International »

New York City's first black mayor David Dinkins dies


The first and only black mayor of New York City, David Dinkins, has died at the age of 93.Officers were called to his home on Monday evening, New York police were quoted by the Associated Press (AP) as saying. Initial indications were that he died of natural causes.The son of ...

Business & Economy »

SBL gets new AMD


Business Desk :Md. Touhidul Alam Khan joined Standard Bank Limited as Additional Managing Director on Tuesday. Prior, he was the Deputy Managing Director of Prime Bank Limited. Khan did his Masters in Finance from University of Dhaka and started his career with Agrani Bank Limited as Senior Officer in 1993, ...

Entertainment »

Kajol hosts an Instagram live session for her followers
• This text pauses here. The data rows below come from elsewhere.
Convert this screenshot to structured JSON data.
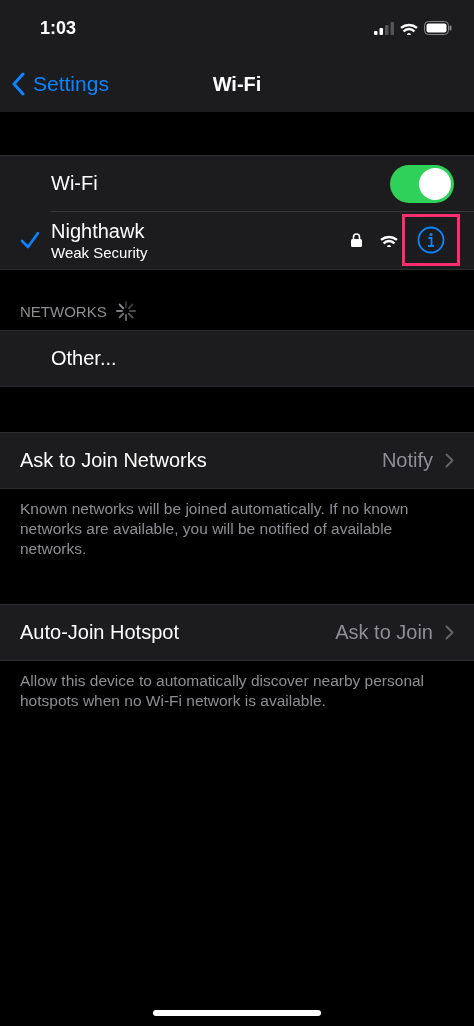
{
  "status_bar": {
    "time": "1:03"
  },
  "nav": {
    "back": "Settings",
    "title": "Wi-Fi"
  },
  "wifi_toggle": {
    "label": "Wi-Fi",
    "on": true
  },
  "current_network": {
    "name": "Nighthawk",
    "subtitle": "Weak Security",
    "connected": true,
    "locked": true,
    "info_highlighted": true
  },
  "networks_header": {
    "label": "NETWORKS",
    "loading": true
  },
  "networks": [
    {
      "label": "Other..."
    }
  ],
  "settings": [
    {
      "label": "Ask to Join Networks",
      "value": "Notify",
      "footer": "Known networks will be joined automatically. If no known networks are available, you will be notified of available networks."
    },
    {
      "label": "Auto-Join Hotspot",
      "value": "Ask to Join",
      "footer": "Allow this device to automatically discover nearby personal hotspots when no Wi-Fi network is available."
    }
  ]
}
Kajol spread positivity amongst the fans with her outgoing personality. Over the past few years, the actress has been directly connecting with the fans through her off social media platforms. From hosting Ask Me Anything sessions on Instagram, to Chai And Gupshup With Kajol, on Twitter, the actress keeps on ...

 
Items that you save may be read at any time on your computer, iPad, iPhone or Android devices.
 
Are you new to our website? Do you have already an account at our website?
Create An Account Log in here
Email this news to a friend or like someone
Email:
Write a comment to this news